John Usborne.                                                      

Born December 27th.1768 at Great Amwell, Hertfordshire.
Married March 12th.1793 at Eynesbury, Huntingdonshire
to Anna Maria (his cousin), daughter of Roberts of Stamford Hill, Middlesex.
Anna Maria died December 5th.1849 at Woodlands, Bagshot, aged 78.
John died April 5th.1858 at Midanbury and was buried at Great Amwell.

John was a timber merchant first recorded in the late 1790's in Riga, Latvia, running "one of the principal houses carrying on trade with Russia via the Baltic Sea". He was shipping oak and masts to the British Navy. War with France made this trade progressively harder. Baltic ships had to travel in convoy with naval escort. In 1801 younger brother Henry was sent to Canada to explore alternative sources in Quebec. The timber trade was all about a scramble for naval contracts, price rigging (timber trust) and illegal logging. Legally or illegally, employing Peter Paterson as sub-contractor, the Usborne brothers largely denuded the shores of Lake Champlain and the Thousand Islands in Quebec of their fine oak. In 1802 the firm sent home seven shiploads of pine; by 1803 they were filling 20 ships. The Anna Maria, a ship of 348 tons, was built in 1804 and was presumably named after John's wife. Between 1806 and 1809 they advertised space on at least eight different vessels sailing from Quebec, and in one month in 1809 no fewer than seven Usborne vessels arrived there in ballast, probably to load timber. Their principle rivals Scott, Idle & Co had the naval contract in 1807. The Usbornes wrested this monopoly from 1818 to 1822. John ran the British office at 2 New Broad St., London, while Henry was based in Quebec until 1809. Both had houses in London and Quebec.

In 1822 the Times reported donations from John and his family of 40 guineas for the relief of distress in Ireland (2,500 in today's money). He donated 52 to relieve distress following a major fire in Quebec in 1845.

In 1832 John was elected to the Managing Committee of the London & Southampton Railway Company who planned a 77 mile double track and a train to travel at 20 mph from Nine Elms, Vauxhall, London to Southampton.

In 1835 John was described as a bullion merchant. In 1840 he was trading in sugar in Liverpool.

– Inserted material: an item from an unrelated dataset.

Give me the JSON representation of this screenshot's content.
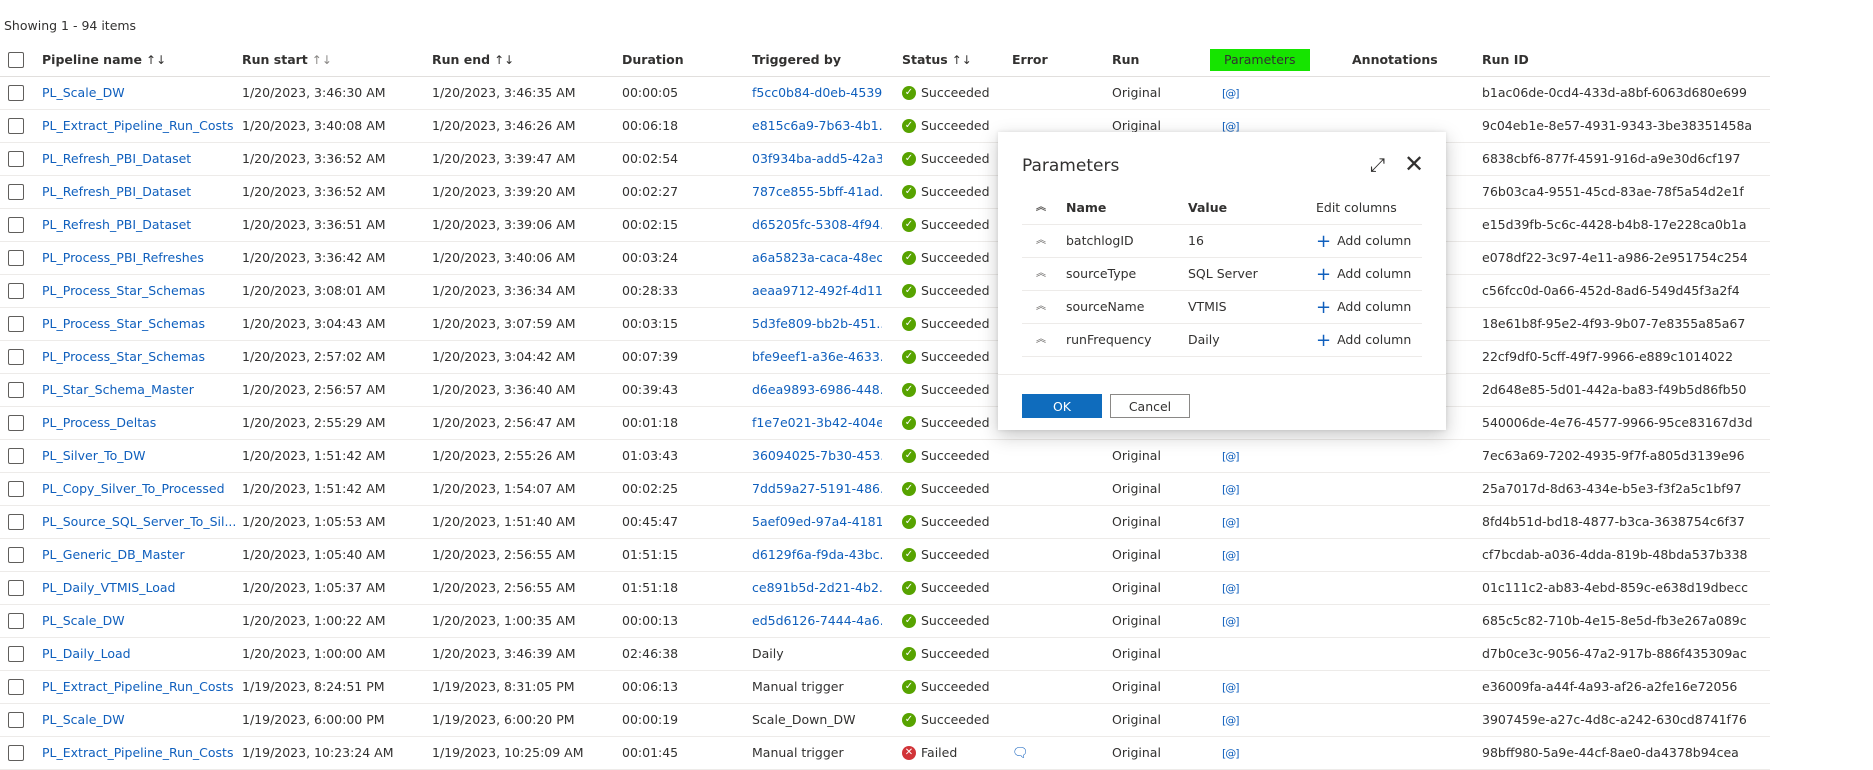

He was called "John of St Marylebone", "John of Stamford Bridge" and later "John of Holden" (Tunbridge Wells), Kent (1831) and "John of Bagshot (1836)". In 1820 he had a house in Quebec. In 1845 he had a town house at Halkin St, Grosvenor Place, London. He had a substantial land-holding in Weston-under-Penyard in Herefordshire.

When Anna Maria died he retired to Midanbury Lodge at Bitterne, near Southampton (about 1850) with his son Henry and daughters Eliza and Hariett. This was a substantial mansion built in the 1780's, the home of Lord Ashtown in 1815. It was derelict by 1913 and demolished in 1930, to be replaced by the Castle Inn. The gatehouse, built in the Neo-Gothick style, was a copy of Humphrey Repton's lodge to Blaise Castle, near Bristol. It was demolished in 1920. There are no known photographs of the Lodge.
The move was probably to re-locate his business to a new range of timber warehouses on the River Itchen served by the Southampton East Dock (built in 1843). The South Western Steam Navigation Co. started trans-atlantic passenger sailings in 1843. His son Henry was now head of the firm and could make regular trips across to Quebec.

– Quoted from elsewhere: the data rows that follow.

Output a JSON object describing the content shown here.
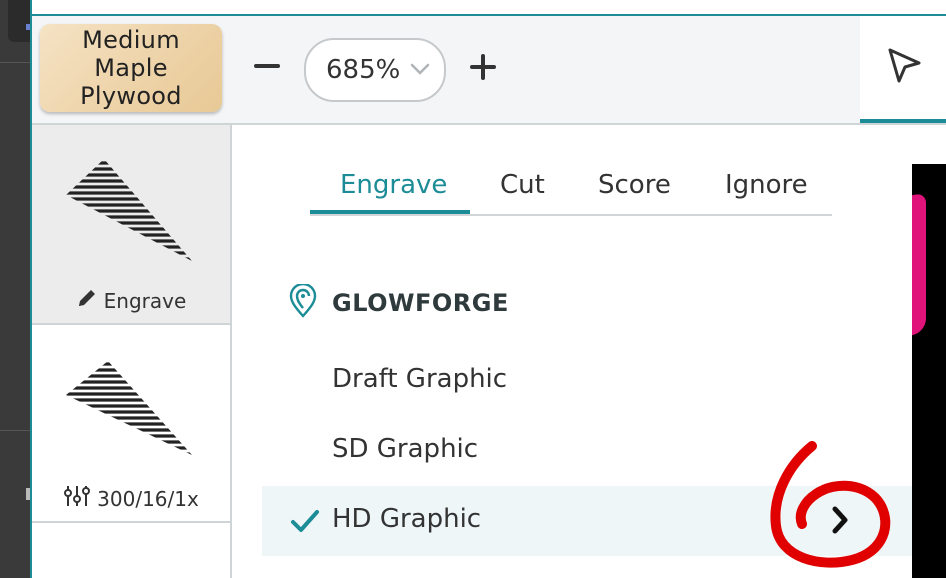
{
  "material": {
    "name": "Medium\nMaple\nPlywood"
  },
  "zoom": {
    "value": "685%"
  },
  "steps": [
    {
      "label": "Engrave",
      "icon": "pencil-icon"
    },
    {
      "label": "300/16/1x",
      "icon": "sliders-icon"
    }
  ],
  "tabs": [
    {
      "label": "Engrave",
      "active": true
    },
    {
      "label": "Cut"
    },
    {
      "label": "Score"
    },
    {
      "label": "Ignore"
    }
  ],
  "brand": {
    "name": "GLOWFORGE"
  },
  "presets": [
    {
      "label": "Draft Graphic"
    },
    {
      "label": "SD Graphic"
    },
    {
      "label": "HD Graphic",
      "selected": true
    }
  ],
  "colors": {
    "accent": "#1c8c97",
    "annotation": "#e00000",
    "preview_highlight": "#e0137a"
  }
}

In 1852 he signed the petition for the consecration of the new Bitterne Parish church of which his son was to be vicar for 30 years.
  
He was granted a coat of arms (motto: virtus vincit invidiam) in 1809.

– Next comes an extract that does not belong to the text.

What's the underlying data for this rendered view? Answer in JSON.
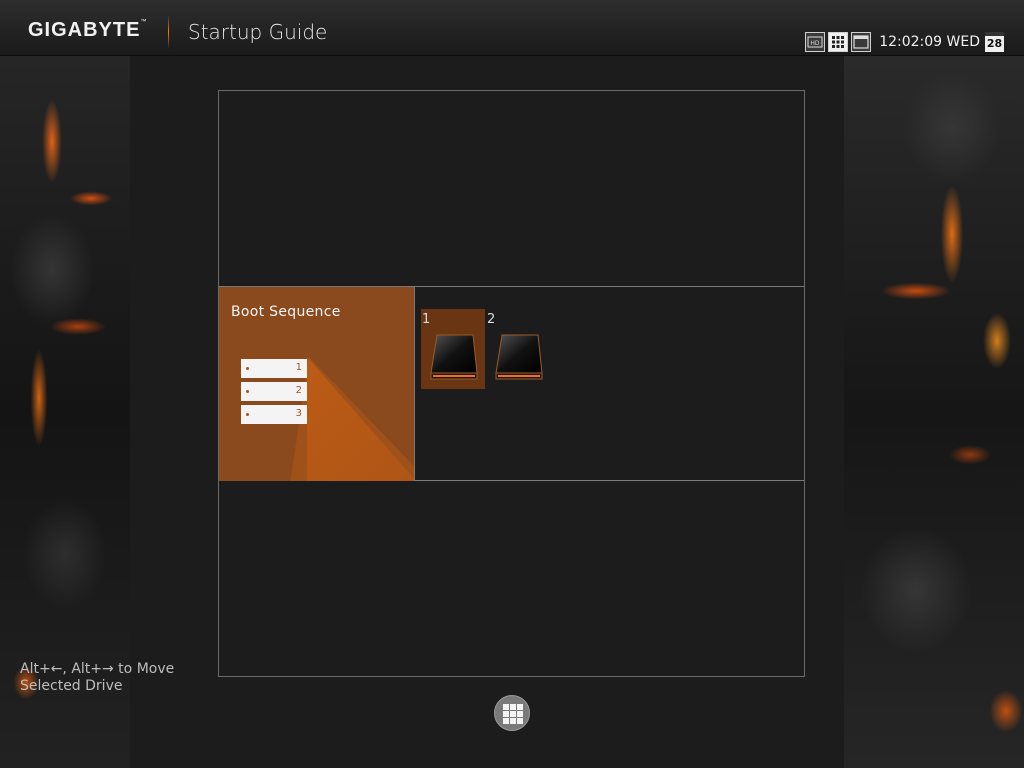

Family seal


Holden House, Southborough
  

Map of house and farm; 1831
   
 
The gate-keepers cottage
to Midanbury known as   Midanbury castle   

 John and Maria are buried in the family tomb in the churchyard at Great Amwell.